# [EXERCISE REQUIREMENTS]
Print all of the data exactly.

# [SOURCE DATA]
◇ ◇ ◇ ◇ ◇ ◇ ◇
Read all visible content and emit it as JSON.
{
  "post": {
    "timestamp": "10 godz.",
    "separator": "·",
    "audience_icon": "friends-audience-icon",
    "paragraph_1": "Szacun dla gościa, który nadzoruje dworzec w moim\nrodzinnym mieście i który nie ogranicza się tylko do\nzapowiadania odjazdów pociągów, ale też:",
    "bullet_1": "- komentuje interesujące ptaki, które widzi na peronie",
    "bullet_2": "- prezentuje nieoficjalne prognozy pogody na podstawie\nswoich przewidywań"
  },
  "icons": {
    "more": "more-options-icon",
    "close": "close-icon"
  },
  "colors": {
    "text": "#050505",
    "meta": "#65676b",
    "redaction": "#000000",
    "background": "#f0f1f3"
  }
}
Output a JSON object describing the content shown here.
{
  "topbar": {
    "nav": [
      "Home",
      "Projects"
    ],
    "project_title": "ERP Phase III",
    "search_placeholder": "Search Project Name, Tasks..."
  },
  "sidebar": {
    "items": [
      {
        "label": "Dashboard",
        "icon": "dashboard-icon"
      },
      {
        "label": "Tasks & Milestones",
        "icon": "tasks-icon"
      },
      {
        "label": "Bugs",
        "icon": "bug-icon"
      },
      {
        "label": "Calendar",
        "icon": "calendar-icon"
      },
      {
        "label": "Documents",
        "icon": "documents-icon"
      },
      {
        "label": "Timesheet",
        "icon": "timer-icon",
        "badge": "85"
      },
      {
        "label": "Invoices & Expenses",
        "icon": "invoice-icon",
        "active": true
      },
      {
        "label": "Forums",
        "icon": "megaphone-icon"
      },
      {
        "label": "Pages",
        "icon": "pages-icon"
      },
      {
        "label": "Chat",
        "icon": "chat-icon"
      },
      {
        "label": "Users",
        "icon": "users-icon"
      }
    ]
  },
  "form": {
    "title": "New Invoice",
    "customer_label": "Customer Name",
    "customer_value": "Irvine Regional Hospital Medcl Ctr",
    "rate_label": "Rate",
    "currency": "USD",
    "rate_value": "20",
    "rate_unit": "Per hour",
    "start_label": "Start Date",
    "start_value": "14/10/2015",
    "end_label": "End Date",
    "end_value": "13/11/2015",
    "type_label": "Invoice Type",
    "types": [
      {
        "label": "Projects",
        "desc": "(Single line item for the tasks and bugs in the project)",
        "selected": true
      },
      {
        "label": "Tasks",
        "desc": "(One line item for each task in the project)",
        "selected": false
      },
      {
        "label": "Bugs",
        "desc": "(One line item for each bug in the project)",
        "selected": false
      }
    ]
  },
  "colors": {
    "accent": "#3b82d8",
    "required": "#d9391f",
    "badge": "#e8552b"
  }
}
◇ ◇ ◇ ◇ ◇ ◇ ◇
# [ANSWER FOR THE TASK]
Read all visible content and emit it as JSON.
{
  "post": {
    "timestamp": "10 godz.",
    "separator": "·",
    "audience_icon": "friends-audience-icon",
    "paragraph_1": "Szacun dla gościa, który nadzoruje dworzec w moim\nrodzinnym mieście i który nie ogranicza się tylko do\nzapowiadania odjazdów pociągów, ale też:",
    "bullet_1": "- komentuje interesujące ptaki, które widzi na peronie",
    "bullet_2": "- prezentuje nieoficjalne prognozy pogody na podstawie\nswoich przewidywań"
  },
  "icons": {
    "more": "more-options-icon",
    "close": "close-icon"
  },
  "colors": {
    "text": "#050505",
    "meta": "#65676b",
    "redaction": "#000000",
    "background": "#f0f1f3"
  }
}
Output a JSON object describing the content shown here.
{
  "topbar": {
    "nav": [
      "Home",
      "Projects"
    ],
    "project_title": "ERP Phase III",
    "search_placeholder": "Search Project Name, Tasks..."
  },
  "sidebar": {
    "items": [
      {
        "label": "Dashboard",
        "icon": "dashboard-icon"
      },
      {
        "label": "Tasks & Milestones",
        "icon": "tasks-icon"
      },
      {
        "label": "Bugs",
        "icon": "bug-icon"
      },
      {
        "label": "Calendar",
        "icon": "calendar-icon"
      },
      {
        "label": "Documents",
        "icon": "documents-icon"
      },
      {
        "label": "Timesheet",
        "icon": "timer-icon",
        "badge": "85"
      },
      {
        "label": "Invoices & Expenses",
        "icon": "invoice-icon",
        "active": true
      },
      {
        "label": "Forums",
        "icon": "megaphone-icon"
      },
      {
        "label": "Pages",
        "icon": "pages-icon"
      },
      {
        "label": "Chat",
        "icon": "chat-icon"
      },
      {
        "label": "Users",
        "icon": "users-icon"
      }
    ]
  },
  "form": {
    "title": "New Invoice",
    "customer_label": "Customer Name",
    "customer_value": "Irvine Regional Hospital Medcl Ctr",
    "rate_label": "Rate",
    "currency": "USD",
    "rate_value": "20",
    "rate_unit": "Per hour",
    "start_label": "Start Date",
    "start_value": "14/10/2015",
    "end_label": "End Date",
    "end_value": "13/11/2015",
    "type_label": "Invoice Type",
    "types": [
      {
        "label": "Projects",
        "desc": "(Single line item for the tasks and bugs in the project)",
        "selected": true
      },
      {
        "label": "Tasks",
        "desc": "(One line item for each task in the project)",
        "selected": false
      },
      {
        "label": "Bugs",
        "desc": "(One line item for each bug in the project)",
        "selected": false
      }
    ]
  },
  "colors": {
    "accent": "#3b82d8",
    "required": "#d9391f",
    "badge": "#e8552b"
  }
}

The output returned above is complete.